References1. The “First 100 Days Agenda” will be released in two parts. This document outlines the top administrative actions the next President should take to begin the shift toward a sustainable power regime. The second installment will outline the legislative proposals he should submit to Congress early in his first term to firmly establish energy efficiency and renewable energy as the cornerstones of the electric generation mix.

2. The Civil Society Institute has conducted 28 surveys the last six years asking Americans about their attitudes towards energy policy.

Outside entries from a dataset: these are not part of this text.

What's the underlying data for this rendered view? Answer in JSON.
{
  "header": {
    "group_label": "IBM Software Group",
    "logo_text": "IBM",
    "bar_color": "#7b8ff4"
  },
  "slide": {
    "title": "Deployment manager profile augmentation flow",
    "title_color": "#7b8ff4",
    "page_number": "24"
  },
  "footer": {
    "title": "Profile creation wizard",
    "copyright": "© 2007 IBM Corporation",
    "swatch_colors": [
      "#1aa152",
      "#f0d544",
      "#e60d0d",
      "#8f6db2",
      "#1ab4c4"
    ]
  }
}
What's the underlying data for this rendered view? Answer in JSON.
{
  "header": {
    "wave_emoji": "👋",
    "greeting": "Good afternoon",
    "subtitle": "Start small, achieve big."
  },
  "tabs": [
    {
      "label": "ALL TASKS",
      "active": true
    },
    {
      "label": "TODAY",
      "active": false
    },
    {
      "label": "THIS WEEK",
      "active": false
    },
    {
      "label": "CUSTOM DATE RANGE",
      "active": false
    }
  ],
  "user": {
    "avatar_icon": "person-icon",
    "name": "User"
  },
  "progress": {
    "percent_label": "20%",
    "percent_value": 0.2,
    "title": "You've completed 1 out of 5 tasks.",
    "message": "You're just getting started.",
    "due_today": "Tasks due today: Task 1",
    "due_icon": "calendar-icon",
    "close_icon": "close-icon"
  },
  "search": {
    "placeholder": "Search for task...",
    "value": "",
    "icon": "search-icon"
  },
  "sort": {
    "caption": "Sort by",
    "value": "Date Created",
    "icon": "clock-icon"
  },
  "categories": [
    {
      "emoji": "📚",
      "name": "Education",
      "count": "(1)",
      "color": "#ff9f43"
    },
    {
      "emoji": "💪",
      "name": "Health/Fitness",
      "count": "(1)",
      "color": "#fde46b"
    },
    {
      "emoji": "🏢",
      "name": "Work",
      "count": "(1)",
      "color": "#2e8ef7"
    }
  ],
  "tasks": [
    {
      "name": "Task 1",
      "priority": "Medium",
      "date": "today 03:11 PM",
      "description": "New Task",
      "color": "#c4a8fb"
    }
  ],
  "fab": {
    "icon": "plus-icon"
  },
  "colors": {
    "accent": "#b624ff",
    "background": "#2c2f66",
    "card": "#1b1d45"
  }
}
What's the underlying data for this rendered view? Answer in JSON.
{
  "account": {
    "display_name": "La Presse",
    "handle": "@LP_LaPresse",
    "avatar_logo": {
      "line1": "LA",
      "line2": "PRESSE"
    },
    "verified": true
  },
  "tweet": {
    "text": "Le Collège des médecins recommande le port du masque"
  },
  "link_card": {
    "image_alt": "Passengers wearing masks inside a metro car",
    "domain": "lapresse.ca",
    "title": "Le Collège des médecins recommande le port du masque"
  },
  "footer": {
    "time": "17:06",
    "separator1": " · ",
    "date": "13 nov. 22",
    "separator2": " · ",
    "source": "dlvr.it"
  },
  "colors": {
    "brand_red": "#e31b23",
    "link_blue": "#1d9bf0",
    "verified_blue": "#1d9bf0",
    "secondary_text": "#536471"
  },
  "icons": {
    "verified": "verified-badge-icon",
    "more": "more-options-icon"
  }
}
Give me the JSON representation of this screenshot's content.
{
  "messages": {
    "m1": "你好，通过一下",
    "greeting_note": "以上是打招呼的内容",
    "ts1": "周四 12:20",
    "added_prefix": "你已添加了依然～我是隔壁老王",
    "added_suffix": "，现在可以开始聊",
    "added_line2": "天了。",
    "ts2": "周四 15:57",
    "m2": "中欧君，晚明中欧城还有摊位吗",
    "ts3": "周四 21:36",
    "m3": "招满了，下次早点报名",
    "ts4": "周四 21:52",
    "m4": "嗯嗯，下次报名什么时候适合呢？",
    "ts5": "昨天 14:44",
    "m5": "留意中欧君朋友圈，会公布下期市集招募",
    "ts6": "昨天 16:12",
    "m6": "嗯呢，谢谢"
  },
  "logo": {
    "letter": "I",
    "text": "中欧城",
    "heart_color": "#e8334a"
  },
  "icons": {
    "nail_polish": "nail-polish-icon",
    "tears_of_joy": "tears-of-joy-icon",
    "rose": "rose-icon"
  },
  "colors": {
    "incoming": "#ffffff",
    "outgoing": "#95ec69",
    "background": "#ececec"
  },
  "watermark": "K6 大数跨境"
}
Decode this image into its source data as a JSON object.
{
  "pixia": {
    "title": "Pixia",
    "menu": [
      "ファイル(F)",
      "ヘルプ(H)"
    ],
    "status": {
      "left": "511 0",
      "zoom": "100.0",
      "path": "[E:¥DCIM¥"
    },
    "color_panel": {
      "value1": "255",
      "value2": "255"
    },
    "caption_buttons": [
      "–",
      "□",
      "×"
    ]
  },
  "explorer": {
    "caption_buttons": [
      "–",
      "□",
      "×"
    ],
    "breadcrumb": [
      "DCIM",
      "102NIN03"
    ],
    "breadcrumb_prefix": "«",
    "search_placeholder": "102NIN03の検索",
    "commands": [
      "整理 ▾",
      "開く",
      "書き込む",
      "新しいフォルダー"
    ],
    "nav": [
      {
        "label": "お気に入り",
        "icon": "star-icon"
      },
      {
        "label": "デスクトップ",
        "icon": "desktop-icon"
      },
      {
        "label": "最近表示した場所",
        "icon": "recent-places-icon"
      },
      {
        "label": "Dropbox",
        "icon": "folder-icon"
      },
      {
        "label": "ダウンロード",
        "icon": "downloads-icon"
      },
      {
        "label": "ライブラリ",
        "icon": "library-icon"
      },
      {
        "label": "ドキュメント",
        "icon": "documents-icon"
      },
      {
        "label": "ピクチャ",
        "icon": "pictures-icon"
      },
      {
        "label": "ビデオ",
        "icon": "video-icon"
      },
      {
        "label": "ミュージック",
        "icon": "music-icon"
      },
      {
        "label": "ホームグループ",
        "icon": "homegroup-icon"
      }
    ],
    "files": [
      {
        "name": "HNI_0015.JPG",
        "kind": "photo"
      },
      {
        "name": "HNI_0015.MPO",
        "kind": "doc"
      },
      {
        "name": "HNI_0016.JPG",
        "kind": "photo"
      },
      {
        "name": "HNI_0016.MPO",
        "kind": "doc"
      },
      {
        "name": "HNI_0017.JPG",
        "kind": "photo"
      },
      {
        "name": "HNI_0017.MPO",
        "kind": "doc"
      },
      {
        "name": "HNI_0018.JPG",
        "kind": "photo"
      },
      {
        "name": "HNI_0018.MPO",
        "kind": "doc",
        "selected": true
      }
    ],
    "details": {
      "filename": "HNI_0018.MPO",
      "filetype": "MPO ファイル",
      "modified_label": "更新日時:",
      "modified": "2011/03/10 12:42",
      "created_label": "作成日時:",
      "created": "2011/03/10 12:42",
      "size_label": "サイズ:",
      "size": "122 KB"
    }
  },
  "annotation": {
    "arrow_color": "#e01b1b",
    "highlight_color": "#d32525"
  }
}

The majority of Americans support a shift in energy policy to a sustainable future. http://www.civilsocietyinstitute.org

3. See “Renewable Energy Futures.” http://www.nrel.gov/analysis/re_futures/ and Mark Jobcobson, Mark Delucchi, “A Path to Sustainable Energy.” Scientific American, November 2009. http://www.stanford.edu/group/efmh/jacobson/Articles/I/sad1109Jaco5p.indd.pdf

4. Energy efficiency should be used as the bridge to achieving renewable energy goals. It provides more short-term jobs and stimulates the US manufacturing base. Over the last 40 years, efficiency measures have saved the US economy multiple hundreds of billions of dollars a year, but far more is possible. Increased efficiency it is also a key component of efforts to shift to renewable energy sources, since less demand means fewer generating units.

5. The technologies the administration should focus on are: building and appliance efficiency, offshore and onshore wind, solar PV, geothermal, electric storage, micro-grid and smart grid , distributed generation, combined heat and power and hydro (wave and distributed hydro).

6. See “Clear Cut Disaster.” http://www.ascension-publishing.com/BIZ/EWG-clearcut.pdf

7. For a history of government investment in new technologies see “Where Good Technologies Come From: Case Studies in American Innovation.” Breakthrough Institute, December 2010. http://thebreakthrough.org/blog/Case%20Studies%20in%20American%20Innovation%20report.pdf

8. See “Hidden Costs.”

9. See http://bipartisanpolicy.org/sites/default/files/AEIC%20Report.pdf. The American Clean Energy Agenda does not envision continued federal support for nuclear power.  Despite decades of subsidies, the costs of nuclear power continue to rise and cost overruns during construction continue to be the norm. The precise financial and budgetary implications of phasing out conventional fossil fuel and nuclear power and phasing in clean, safe energy sources need to be calculated and are beyond the scope of this initial paper. However, these calculations should become an integral part of the process of preparing the Federal Budget to demonstrate a methodical move toward a truly clean energy agenda.